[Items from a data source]
'''
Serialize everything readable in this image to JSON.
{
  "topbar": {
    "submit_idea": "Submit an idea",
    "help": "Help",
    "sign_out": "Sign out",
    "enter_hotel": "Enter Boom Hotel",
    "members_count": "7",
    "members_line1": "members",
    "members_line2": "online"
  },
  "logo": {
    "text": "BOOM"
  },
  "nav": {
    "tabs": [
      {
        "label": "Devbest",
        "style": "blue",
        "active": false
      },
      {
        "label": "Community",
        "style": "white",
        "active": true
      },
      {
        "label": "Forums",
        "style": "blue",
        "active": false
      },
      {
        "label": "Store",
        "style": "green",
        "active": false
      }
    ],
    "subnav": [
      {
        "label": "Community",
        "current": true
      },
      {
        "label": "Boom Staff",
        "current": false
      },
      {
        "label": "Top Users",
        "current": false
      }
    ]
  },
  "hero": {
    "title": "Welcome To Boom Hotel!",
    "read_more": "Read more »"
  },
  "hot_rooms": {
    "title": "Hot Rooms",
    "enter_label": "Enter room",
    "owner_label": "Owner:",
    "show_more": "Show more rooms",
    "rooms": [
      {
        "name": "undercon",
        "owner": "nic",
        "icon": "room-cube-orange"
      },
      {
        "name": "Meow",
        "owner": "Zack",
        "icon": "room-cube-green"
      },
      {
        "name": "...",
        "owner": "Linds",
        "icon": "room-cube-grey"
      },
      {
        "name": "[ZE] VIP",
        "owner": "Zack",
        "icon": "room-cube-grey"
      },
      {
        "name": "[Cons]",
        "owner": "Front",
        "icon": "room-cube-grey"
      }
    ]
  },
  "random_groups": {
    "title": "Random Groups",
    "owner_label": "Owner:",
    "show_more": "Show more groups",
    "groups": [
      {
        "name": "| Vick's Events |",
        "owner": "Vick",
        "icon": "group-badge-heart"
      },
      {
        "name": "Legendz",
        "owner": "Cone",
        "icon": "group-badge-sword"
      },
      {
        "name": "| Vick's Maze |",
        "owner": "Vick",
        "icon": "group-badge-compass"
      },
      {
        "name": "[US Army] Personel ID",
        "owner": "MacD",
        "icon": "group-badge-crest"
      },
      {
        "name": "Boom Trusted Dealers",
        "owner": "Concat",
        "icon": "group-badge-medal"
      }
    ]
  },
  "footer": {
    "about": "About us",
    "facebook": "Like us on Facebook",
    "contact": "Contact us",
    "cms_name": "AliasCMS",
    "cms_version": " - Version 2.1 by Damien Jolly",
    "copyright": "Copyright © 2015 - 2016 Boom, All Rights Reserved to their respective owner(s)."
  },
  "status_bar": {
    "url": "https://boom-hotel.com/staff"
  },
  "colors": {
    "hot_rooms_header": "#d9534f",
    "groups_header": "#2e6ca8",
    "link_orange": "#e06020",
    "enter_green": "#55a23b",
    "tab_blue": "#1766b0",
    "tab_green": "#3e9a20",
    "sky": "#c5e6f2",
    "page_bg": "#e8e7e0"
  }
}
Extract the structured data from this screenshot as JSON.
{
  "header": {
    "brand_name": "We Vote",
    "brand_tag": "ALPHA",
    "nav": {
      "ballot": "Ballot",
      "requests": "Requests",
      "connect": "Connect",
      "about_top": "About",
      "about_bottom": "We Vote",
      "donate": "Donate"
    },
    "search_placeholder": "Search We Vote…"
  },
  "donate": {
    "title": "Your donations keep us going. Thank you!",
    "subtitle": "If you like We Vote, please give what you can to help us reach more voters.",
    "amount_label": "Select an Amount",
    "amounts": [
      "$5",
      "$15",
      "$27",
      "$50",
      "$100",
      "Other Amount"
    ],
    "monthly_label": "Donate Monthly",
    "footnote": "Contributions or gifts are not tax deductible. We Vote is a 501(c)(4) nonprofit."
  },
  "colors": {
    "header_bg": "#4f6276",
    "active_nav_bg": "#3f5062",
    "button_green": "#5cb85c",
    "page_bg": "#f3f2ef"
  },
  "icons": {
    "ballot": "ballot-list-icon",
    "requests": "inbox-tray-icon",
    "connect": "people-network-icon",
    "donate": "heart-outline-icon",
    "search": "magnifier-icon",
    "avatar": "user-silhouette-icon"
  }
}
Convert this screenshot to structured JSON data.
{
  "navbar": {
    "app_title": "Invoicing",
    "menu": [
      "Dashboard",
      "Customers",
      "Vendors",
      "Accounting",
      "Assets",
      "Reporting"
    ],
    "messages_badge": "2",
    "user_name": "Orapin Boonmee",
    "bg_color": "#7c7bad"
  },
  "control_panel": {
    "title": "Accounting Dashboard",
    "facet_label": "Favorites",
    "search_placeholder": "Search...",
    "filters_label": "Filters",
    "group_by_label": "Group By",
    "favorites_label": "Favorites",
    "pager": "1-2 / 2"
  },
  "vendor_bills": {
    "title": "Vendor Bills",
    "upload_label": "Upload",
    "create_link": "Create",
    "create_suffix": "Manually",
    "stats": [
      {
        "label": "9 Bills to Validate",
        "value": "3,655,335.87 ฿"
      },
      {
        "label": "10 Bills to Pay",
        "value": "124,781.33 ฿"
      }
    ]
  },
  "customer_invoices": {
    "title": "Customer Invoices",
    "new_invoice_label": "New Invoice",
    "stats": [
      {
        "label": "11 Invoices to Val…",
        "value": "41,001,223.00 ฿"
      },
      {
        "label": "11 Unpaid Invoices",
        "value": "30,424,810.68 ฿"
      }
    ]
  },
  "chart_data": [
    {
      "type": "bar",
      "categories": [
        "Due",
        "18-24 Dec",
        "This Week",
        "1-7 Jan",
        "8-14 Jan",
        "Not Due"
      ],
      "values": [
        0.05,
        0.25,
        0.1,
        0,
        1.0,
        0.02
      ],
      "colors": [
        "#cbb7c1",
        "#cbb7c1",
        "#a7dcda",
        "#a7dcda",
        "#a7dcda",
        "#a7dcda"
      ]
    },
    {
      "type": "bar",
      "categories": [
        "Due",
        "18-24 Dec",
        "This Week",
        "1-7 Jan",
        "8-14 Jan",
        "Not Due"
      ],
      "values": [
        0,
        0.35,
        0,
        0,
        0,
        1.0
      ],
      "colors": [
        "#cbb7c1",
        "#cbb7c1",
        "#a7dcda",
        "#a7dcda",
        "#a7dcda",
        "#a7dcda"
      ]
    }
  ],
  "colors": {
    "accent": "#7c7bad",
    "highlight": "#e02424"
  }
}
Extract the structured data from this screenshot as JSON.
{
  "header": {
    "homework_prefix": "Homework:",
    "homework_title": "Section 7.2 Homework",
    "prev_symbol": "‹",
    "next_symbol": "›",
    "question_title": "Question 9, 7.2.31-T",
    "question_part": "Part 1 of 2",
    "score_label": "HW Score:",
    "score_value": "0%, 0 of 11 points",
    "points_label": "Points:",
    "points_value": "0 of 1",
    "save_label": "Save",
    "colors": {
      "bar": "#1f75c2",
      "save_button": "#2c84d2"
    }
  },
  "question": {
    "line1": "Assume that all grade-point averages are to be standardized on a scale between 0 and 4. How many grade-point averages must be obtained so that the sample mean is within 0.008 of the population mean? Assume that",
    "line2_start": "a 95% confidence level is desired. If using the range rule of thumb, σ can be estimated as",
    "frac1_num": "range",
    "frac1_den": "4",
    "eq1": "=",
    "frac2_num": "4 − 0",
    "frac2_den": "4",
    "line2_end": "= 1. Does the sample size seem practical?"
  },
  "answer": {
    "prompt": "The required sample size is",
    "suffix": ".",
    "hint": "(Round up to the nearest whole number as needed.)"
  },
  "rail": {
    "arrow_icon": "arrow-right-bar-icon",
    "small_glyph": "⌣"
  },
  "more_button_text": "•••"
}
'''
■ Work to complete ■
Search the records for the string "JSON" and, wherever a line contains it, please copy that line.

■ Answer to the exercise ■
Serialize everything readable in this image to JSON.
Extract the structured data from this screenshot as JSON.
Convert this screenshot to structured JSON data.
Extract the structured data from this screenshot as JSON.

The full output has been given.